Tuesday, October 12, 2010

Dinosaurs on Ice

This is a note of warning to my fellow teachers. If you decide to try the ice excavation project, use care in selecting the container you use to hold the water. I ruined one of my treasured plastic storage boxes when the expansion of the ice proved too much for the plastic it was made from. Its bottom split under the pressure and it's on its way to the landfill now.

A good box made useless by ice

Perhaps my readers know of a solution to this problem and can share it in the comments section.

And, if I didn't mention it before: to get the dinos in the middle of a block of ice, first fill it halfway with water and freeze it solid. Add the dinos on the top surface of the ice and then pour the second half of the water on top. The plastic dinos sink, so they stay in the middle.

RRROOAAR! It's cold in here!

When the second layer of water freezes you've got what you want: dinosaurs in the middle of a big block of ice.

It took our kindergartners about 30 minutes to free the dinosaurs. I add the dinos to our Cuisinere rods where they add some interest and character to the explorations.

The foundations of a good building

Dinosaur hotel

Danny knew this one was too tall.

Other activities today included a lesson by Miss Roach about counting syllables in words by clapping them, P.E., and the usual routines.

We also used a real pasta machine (an artifact of a cooking fad in the 80's) to make modeling dough linguine.
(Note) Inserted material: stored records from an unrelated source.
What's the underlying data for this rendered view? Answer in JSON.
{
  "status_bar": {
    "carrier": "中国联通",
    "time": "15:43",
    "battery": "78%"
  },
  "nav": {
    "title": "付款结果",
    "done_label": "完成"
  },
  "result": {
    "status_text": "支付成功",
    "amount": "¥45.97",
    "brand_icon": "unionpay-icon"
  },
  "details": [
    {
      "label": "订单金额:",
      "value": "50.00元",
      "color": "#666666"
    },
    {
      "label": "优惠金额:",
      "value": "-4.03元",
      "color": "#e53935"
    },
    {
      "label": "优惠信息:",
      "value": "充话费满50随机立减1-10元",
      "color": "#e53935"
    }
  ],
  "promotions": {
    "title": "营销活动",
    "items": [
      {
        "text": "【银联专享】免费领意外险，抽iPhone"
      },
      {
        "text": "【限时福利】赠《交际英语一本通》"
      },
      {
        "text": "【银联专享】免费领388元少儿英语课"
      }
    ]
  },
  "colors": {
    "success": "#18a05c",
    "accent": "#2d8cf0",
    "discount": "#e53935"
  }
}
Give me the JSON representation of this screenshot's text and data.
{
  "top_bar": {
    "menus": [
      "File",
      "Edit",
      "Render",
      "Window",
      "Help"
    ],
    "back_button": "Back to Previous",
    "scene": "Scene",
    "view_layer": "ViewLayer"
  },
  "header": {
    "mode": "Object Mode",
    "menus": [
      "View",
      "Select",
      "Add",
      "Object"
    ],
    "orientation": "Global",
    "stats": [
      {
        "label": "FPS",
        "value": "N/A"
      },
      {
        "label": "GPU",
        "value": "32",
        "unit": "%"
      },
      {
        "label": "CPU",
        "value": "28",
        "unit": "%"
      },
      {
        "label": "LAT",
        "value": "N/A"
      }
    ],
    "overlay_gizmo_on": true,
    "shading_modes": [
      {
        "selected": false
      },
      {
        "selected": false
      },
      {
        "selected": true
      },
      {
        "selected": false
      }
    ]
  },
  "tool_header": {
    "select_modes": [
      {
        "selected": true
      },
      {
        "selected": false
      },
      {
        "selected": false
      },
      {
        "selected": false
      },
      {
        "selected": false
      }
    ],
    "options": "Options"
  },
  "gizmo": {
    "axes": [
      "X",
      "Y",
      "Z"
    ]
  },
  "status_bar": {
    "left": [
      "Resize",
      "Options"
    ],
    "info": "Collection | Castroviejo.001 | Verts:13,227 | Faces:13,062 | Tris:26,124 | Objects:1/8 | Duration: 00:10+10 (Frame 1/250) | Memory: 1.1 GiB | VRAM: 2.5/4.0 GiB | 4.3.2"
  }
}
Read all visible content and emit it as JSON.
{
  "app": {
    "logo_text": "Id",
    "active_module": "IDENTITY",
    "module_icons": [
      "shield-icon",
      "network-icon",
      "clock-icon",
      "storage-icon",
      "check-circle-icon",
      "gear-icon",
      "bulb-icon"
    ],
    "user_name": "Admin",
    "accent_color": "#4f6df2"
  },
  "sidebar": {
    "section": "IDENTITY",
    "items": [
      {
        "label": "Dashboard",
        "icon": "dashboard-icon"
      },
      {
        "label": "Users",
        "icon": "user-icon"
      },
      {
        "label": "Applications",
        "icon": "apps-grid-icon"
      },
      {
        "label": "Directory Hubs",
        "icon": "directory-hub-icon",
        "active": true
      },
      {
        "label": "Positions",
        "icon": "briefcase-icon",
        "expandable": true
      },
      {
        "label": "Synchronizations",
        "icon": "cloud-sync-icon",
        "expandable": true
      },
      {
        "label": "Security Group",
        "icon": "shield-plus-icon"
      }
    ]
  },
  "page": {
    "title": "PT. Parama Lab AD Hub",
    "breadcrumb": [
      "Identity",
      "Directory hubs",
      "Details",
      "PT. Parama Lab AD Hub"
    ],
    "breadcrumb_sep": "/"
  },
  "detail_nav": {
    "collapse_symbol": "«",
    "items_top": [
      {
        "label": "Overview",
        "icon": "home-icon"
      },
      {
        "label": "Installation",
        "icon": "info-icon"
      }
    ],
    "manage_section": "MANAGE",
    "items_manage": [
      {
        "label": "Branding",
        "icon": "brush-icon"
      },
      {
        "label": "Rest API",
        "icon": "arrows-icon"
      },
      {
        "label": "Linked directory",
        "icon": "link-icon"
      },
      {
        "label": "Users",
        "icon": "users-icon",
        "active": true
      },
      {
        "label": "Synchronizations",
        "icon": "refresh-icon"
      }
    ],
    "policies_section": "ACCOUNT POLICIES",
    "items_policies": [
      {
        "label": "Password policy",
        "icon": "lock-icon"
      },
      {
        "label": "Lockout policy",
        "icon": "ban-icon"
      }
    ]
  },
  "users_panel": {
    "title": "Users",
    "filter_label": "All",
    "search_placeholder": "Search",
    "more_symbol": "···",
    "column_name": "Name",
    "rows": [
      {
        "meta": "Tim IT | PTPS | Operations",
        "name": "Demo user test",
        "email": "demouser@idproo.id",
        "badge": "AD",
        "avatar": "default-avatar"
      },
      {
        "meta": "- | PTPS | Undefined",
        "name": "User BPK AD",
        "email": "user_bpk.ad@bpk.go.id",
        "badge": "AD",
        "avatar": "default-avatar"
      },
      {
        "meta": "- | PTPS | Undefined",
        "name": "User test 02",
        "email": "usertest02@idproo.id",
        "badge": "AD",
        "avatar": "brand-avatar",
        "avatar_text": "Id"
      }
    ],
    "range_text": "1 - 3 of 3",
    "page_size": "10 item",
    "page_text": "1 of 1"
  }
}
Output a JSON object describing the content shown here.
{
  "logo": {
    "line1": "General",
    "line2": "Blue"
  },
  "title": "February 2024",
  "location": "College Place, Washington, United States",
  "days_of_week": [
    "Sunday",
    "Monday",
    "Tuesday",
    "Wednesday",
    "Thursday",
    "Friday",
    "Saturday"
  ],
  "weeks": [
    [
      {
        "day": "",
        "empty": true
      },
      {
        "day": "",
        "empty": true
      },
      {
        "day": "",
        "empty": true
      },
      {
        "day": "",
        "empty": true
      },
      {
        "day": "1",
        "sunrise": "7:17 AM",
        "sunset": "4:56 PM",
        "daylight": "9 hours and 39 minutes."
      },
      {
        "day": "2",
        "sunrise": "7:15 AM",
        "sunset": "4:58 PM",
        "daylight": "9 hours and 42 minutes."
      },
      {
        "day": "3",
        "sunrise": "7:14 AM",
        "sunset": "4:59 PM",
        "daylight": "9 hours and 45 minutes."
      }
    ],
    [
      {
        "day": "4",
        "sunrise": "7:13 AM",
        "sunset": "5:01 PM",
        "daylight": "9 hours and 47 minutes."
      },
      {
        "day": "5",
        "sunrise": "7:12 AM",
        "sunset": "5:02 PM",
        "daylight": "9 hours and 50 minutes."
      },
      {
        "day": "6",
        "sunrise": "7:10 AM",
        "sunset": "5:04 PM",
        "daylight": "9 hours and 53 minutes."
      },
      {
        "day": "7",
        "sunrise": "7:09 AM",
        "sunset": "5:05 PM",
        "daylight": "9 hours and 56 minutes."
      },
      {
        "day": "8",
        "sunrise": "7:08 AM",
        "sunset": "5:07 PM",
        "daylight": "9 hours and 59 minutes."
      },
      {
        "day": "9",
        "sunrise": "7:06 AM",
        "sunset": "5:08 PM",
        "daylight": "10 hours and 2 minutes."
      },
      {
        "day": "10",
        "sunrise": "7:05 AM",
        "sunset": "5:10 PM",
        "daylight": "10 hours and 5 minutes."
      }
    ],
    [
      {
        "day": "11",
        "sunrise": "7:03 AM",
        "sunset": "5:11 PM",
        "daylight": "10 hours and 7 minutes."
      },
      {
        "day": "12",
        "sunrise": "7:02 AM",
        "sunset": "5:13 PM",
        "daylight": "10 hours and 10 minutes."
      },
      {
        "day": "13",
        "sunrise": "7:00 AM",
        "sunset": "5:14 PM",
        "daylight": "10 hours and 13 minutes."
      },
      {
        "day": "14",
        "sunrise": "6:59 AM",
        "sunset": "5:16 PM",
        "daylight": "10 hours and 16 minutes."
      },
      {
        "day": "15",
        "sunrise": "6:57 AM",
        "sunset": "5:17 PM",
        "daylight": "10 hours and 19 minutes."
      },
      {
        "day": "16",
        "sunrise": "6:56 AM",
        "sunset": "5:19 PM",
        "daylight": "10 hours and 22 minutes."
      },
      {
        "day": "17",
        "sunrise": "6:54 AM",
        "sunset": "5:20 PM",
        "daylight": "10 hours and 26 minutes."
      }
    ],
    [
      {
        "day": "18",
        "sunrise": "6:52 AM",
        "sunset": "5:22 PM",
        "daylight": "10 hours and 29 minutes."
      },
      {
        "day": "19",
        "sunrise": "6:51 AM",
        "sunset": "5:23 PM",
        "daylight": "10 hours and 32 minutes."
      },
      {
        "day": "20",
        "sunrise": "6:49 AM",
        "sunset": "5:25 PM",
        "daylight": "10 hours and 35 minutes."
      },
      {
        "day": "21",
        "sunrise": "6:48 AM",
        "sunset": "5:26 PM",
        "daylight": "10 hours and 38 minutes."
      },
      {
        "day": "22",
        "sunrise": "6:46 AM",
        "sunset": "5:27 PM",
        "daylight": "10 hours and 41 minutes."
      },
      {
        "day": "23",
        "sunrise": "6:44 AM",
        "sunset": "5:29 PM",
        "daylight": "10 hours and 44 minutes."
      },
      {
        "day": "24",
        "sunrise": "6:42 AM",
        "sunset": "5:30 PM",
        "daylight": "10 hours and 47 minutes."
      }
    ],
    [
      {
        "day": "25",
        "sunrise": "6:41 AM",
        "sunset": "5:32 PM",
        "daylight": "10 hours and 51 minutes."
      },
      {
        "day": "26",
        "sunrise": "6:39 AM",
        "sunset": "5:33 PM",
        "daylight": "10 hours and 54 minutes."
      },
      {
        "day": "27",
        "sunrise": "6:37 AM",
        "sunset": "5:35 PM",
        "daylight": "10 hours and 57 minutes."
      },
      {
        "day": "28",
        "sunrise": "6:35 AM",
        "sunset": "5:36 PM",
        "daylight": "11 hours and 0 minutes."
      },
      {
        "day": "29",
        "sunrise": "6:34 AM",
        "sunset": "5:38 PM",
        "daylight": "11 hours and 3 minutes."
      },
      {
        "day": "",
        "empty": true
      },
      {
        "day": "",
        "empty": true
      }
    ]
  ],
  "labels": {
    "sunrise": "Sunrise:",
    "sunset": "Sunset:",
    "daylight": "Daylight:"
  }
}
Yum.

No instructions needed 

So fun


Lynola said...

Use an ice cream bucket so it is not so sad if it breaks. I have also done this activity with small plastic animals frozen in ice cube trays. It's a bit noisy and messy when they 'save' the animals, but really fun for them and hilarious to watch.

Dan Gurney said...

Thanks, Lynola. I just got home to discover I've wrecked another container. I'm not sure I know what an ice cream bucket is. I'm gonna keep trying!